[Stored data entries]

=== Section Start ===

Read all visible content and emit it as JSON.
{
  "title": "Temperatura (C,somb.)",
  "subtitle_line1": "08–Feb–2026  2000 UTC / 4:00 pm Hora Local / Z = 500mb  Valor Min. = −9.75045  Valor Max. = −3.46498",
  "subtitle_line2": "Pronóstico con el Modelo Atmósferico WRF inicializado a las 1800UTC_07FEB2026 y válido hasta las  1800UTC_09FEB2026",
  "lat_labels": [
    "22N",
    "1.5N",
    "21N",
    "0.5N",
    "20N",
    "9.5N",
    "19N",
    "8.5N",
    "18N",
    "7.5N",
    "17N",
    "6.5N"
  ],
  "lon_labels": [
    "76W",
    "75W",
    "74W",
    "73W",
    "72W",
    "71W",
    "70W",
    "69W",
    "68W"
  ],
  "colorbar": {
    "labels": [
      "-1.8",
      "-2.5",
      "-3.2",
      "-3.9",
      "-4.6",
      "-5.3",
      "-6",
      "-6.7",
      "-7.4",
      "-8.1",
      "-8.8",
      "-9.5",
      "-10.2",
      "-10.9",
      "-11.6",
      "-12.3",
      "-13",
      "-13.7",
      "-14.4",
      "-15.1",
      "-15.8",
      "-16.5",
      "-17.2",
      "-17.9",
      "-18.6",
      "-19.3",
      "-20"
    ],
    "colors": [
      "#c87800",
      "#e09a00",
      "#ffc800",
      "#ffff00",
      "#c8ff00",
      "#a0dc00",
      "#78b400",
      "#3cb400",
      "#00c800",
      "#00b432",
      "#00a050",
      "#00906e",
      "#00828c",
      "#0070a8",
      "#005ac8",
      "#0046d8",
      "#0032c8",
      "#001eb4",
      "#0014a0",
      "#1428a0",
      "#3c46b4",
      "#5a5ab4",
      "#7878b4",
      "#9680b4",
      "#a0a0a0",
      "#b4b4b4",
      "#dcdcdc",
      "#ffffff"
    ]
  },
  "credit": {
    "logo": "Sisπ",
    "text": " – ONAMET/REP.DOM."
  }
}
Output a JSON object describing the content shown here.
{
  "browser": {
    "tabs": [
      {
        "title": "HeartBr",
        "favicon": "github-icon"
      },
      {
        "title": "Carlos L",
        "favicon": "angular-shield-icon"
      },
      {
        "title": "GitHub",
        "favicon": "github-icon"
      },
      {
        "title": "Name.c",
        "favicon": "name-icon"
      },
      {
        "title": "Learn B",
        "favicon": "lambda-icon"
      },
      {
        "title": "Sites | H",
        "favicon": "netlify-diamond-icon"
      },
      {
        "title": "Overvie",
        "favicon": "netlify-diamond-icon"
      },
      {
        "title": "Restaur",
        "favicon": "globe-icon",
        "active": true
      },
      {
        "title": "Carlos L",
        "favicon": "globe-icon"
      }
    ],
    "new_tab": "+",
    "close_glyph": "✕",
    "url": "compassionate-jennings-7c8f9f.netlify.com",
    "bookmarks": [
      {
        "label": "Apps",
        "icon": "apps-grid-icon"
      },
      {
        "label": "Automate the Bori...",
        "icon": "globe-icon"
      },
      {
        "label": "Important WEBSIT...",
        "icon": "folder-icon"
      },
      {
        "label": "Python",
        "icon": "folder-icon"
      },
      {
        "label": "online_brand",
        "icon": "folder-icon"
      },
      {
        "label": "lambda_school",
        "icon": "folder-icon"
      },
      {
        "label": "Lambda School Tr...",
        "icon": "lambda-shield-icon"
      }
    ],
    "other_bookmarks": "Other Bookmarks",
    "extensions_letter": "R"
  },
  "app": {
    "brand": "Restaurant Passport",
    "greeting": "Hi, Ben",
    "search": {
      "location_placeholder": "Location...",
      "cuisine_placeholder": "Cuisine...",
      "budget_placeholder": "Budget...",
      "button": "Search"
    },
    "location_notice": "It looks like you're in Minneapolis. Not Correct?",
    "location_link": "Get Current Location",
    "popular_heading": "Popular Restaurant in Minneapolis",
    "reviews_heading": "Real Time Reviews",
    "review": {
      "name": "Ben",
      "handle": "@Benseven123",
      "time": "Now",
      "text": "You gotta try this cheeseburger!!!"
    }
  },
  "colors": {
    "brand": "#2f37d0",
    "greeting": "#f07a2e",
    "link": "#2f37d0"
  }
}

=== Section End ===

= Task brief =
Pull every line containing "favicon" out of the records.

= Written response =
        "favicon": "github-icon"
        "favicon": "angular-shield-icon"
        "favicon": "github-icon"
        "favicon": "name-icon"
        "favicon": "lambda-icon"
        "favicon": "netlify-diamond-icon"
        "favicon": "netlify-diamond-icon"
        "favicon": "globe-icon",
        "favicon": "globe-icon"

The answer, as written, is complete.